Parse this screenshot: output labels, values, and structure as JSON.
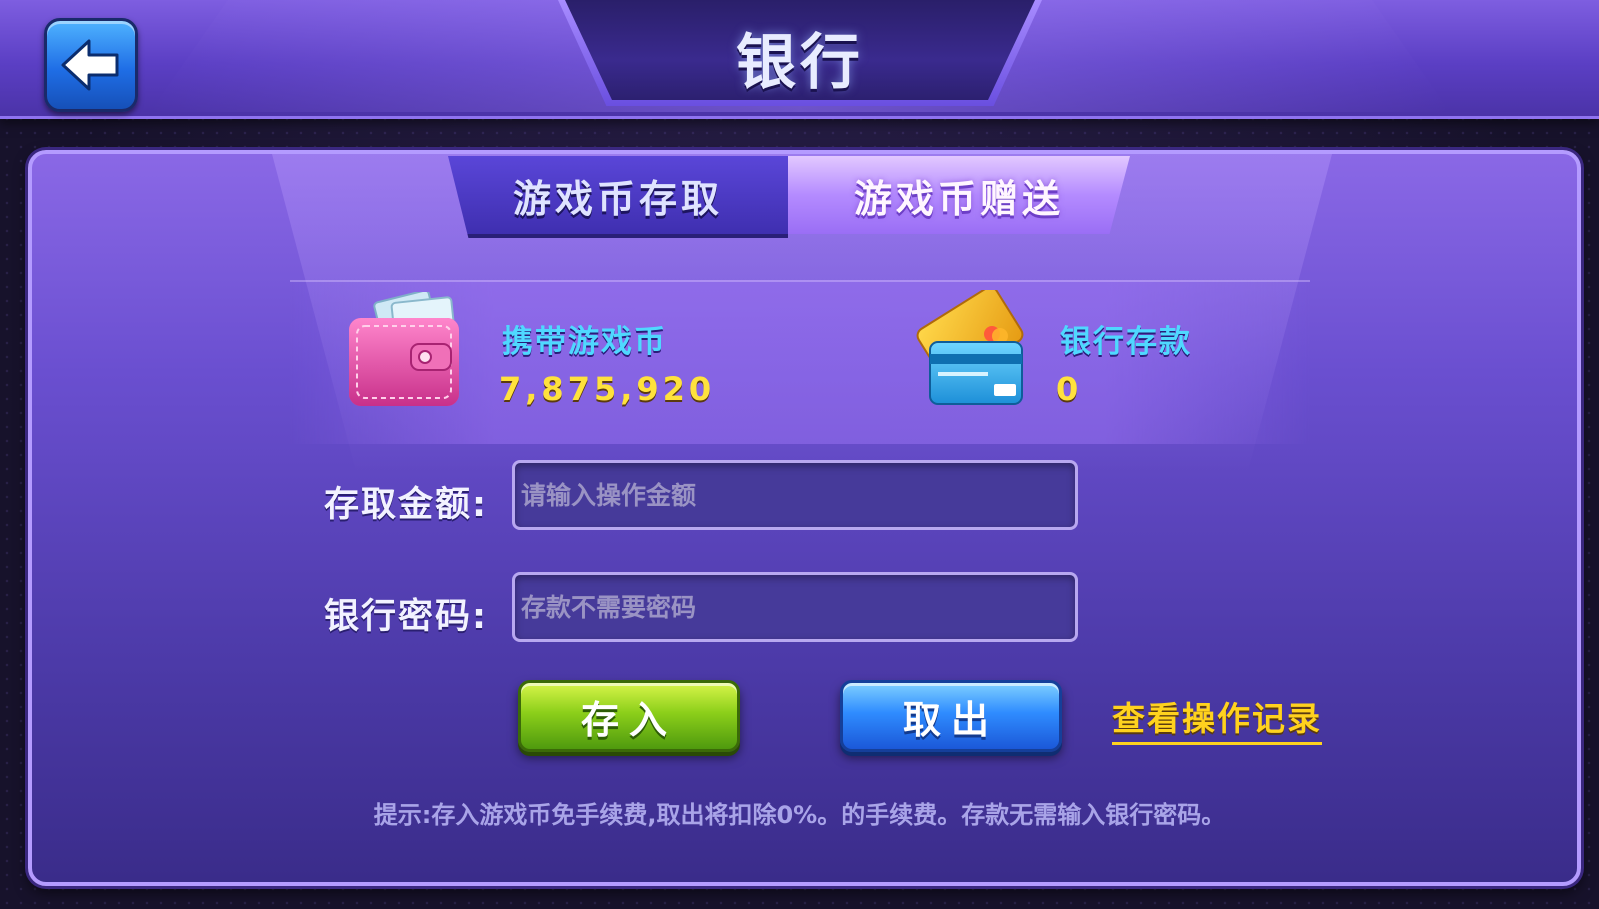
{
  "header": {
    "title": "银行",
    "back_icon": "back-arrow-icon"
  },
  "tabs": [
    {
      "label": "游戏币存取",
      "active": false
    },
    {
      "label": "游戏币赠送",
      "active": true
    }
  ],
  "balances": {
    "carried": {
      "label": "携带游戏币",
      "value": "7,875,920",
      "icon": "wallet-icon"
    },
    "bank": {
      "label": "银行存款",
      "value": "0",
      "icon": "bank-card-icon"
    }
  },
  "form": {
    "amount_label": "存取金额:",
    "amount_placeholder": "请输入操作金额",
    "password_label": "银行密码:",
    "password_placeholder": "存款不需要密码"
  },
  "actions": {
    "deposit_label": "存入",
    "withdraw_label": "取出",
    "record_link": "查看操作记录"
  },
  "tip": "提示:存入游戏币免手续费,取出将扣除0%。的手续费。存款无需输入银行密码。",
  "colors": {
    "accent_cyan": "#4fd8ff",
    "value_yellow": "#ffe23c",
    "link_gold": "#ffd21e",
    "deposit_green": "#8ccf1a",
    "withdraw_blue": "#2f8cff"
  }
}
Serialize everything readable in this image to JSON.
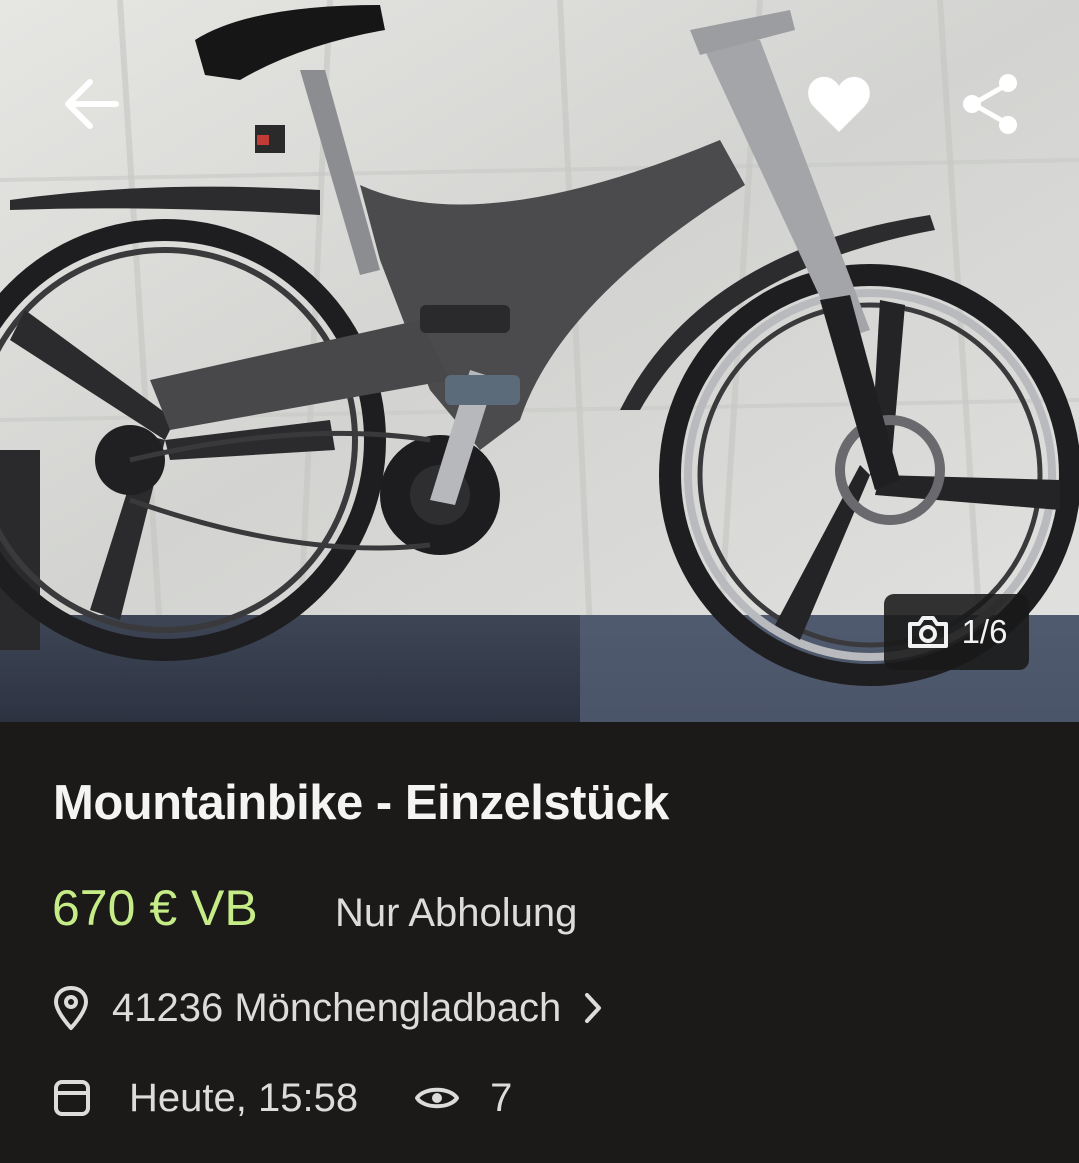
{
  "gallery": {
    "image_alt": "Mountainbike",
    "counter": "1/6",
    "actions": {
      "back_icon": "arrow-left-icon",
      "favorite_icon": "heart-icon",
      "share_icon": "share-icon"
    }
  },
  "listing": {
    "title": "Mountainbike - Einzelstück",
    "price": "670 € VB",
    "shipping": "Nur Abholung",
    "location": "41236 Mönchengladbach",
    "date": "Heute, 15:58",
    "views": "7"
  },
  "colors": {
    "price": "#c5ec86",
    "background": "#1b1a19",
    "text": "#dcdcda"
  }
}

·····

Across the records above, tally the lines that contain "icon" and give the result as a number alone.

6